Just as well I'm not going back to full time paid work huh? Just as well there's the safety net of the welfare state to support me and protect me huh? Except that precious safety net is getting smaller and smaller and further away. I'm due to be migrated from the calm waters of Income Support to the shark attack of Employment Support Allowance later this year and enter the roundabout of proving you're unfit to work even though people in comas or terminal illnesses are being found able to get up and do the 9-5. People on ESA get stuck on a roundabout of fear and reassessment and see those buff envelopes coming through the door from the DWP as akin to the judge bringing out the black hanky in death penalty trials. All security and sanity is abolished once ESA comes to your life. Add in the proposed to changes to contribution based ESA and the destruction of DLA proposed under the Welfare Reform Bill and I feel utterly panicked that I'm between a rock and a hard place that I will fail at this new work opportunity and end up unsupported by the welfare state, destitute and mortally wounded by the irony of a benefits advisor being brought down by benefits...

I'd say I'm going to try not to panic, but that's my day to day life anyway. I'm going to approach the whole thing with tentative steps, going very slowly from one tiny achievement to another and setting my bar low. I'm going to take a leaf out of the turtle's book and try to pretend the outside world isn't happening and that it's all sunshine and kittens and fake it til I make it since that's what's been working in the world of work until now. And I'm going to keep reminding myself how lucky I am to have fallen into a situation where I have employment support and work with people who understand the difficulties I'm facing, because without those things, I would still be on the scrapheap and not thinking about ever being able to work again. And not a smidgeon of stick from the government would change that fact. After all you can't bully ill health away again.


  1. Oh doll, you're so funny sometimes. I nearly lost a rib at the coma patients :)
    You've come so far and yet it's milestones like this where we (cos I'm still guilty of this too) realise actually we can be right back at square one in the blink of an eye (or in our case a Force 8 panick attack).
    I've lost count of how many jobs I've applied for over the past few years. My heart almost popping out of my chest in excitement. At the thought of doing what I love. Then when I actually get picked for interview I start the process of talking myself out of that job. It's actually too far away, the hours suck, the pays not great, I might shit myself on the first day and cause massive untold embarrassment. And so I withdraw. *sigh*
    I'm better in so many ways but in others not. Then again I did manage 7 months of work this year past and I have to remind myself, actually you're doing ok.
    YOU ARE DOING GREAT. Stop second guessing yourself and see what happens. I have my fingers crossed for great things for you xx

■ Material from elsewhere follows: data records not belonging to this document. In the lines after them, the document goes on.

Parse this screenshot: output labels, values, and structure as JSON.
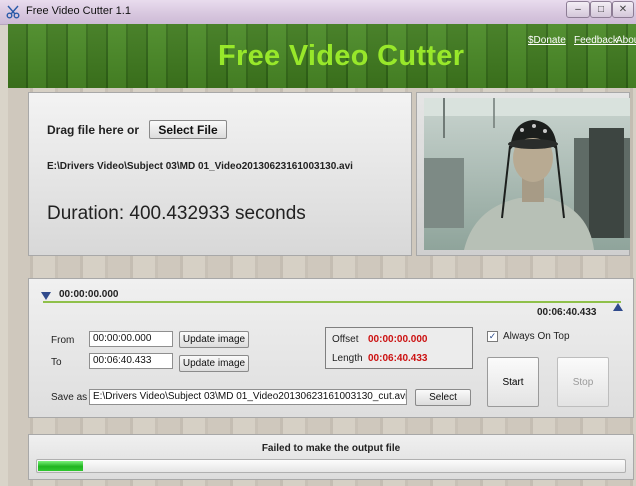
{
  "window": {
    "title": "Free Video Cutter 1.1",
    "minimize_label": "–",
    "maximize_label": "□",
    "close_label": "✕"
  },
  "header": {
    "title": "Free Video Cutter",
    "links": {
      "donate": "$Donate",
      "feedback": "Feedback",
      "about": "About"
    },
    "title_color": "#98e82a",
    "background_color": "#3f7a1e"
  },
  "file": {
    "drag_label": "Drag file here or",
    "select_button": "Select File",
    "path": "E:\\Drivers Video\\Subject 03\\MD 01_Video20130623161003130.avi",
    "duration": "Duration: 400.432933 seconds"
  },
  "preview": {
    "image": "video-frame-person-wearing-eeg-cap"
  },
  "timeline": {
    "start_time": "00:00:00.000",
    "end_time": "00:06:40.433",
    "from_label": "From",
    "from_value": "00:00:00.000",
    "to_label": "To",
    "to_value": "00:06:40.433",
    "update_button": "Update image",
    "offset_label": "Offset",
    "offset_value": "00:00:00.000",
    "length_label": "Length",
    "length_value": "00:06:40.433",
    "always_on_top_label": "Always On Top",
    "always_on_top_checked": true,
    "start_button": "Start",
    "stop_button": "Stop",
    "save_as_label": "Save as",
    "save_as_value": "E:\\Drivers Video\\Subject 03\\MD 01_Video20130623161003130_cut.avi",
    "select_button": "Select"
  },
  "status": {
    "message": "Failed to make the output file",
    "progress_fraction": 0.08,
    "progress_color": "#20b420"
  }
}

  2. Oh and my capcha thing was "jairilic". Like saying Garlic while pissed. Made my day that x

  3. For all the great unwashed with their ig'nant prejudices, there's at least one of me who thinks that you are astonishingly brave. And hopes that you let her know when you need a hand, or feel the collapse coming on (because that's how relapses work).

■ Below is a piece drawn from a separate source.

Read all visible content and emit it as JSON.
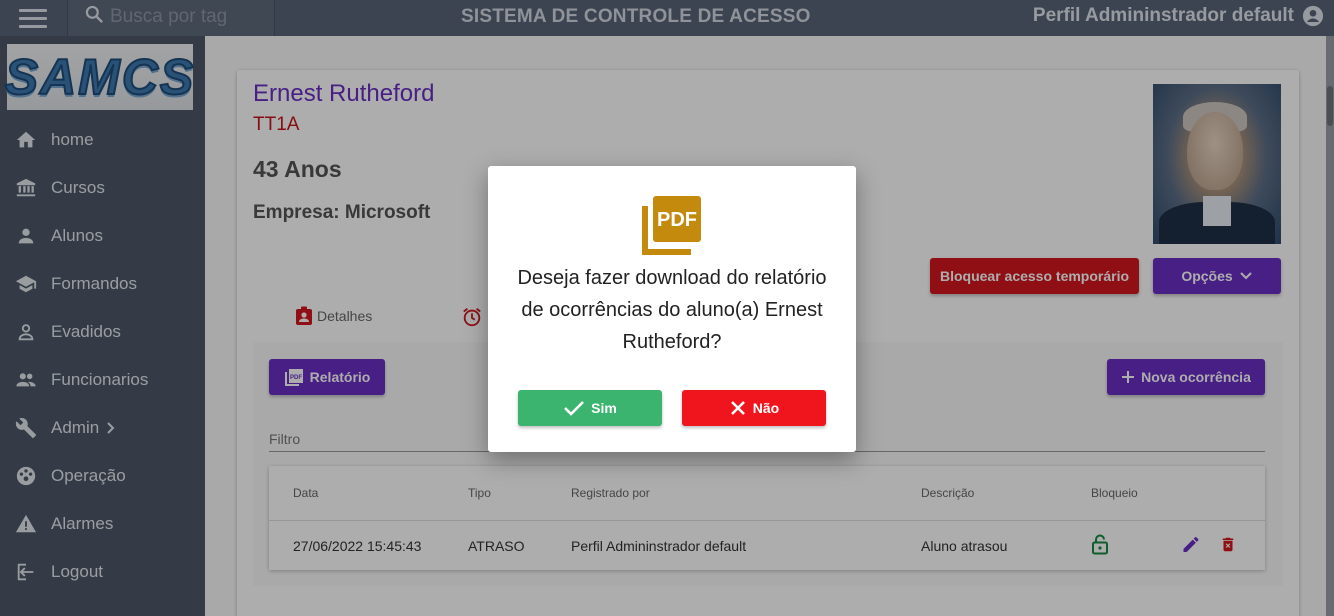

  4. Another voice added to the chorus: you are very brave, and doing something very worthwhile.
    Don't, please, beat yourself up because of the attitudes of a bunch of dickbrains who probably believe they deserve all the good luck that has come their way & couldn't cope with half of what you have on your plate with anything like the same determination, insight and honesty.
    And, yes, tiny steps is the right practice: count each and every one with pride and pause to give yourself a pat on the back ... bon courage, Gherkinette!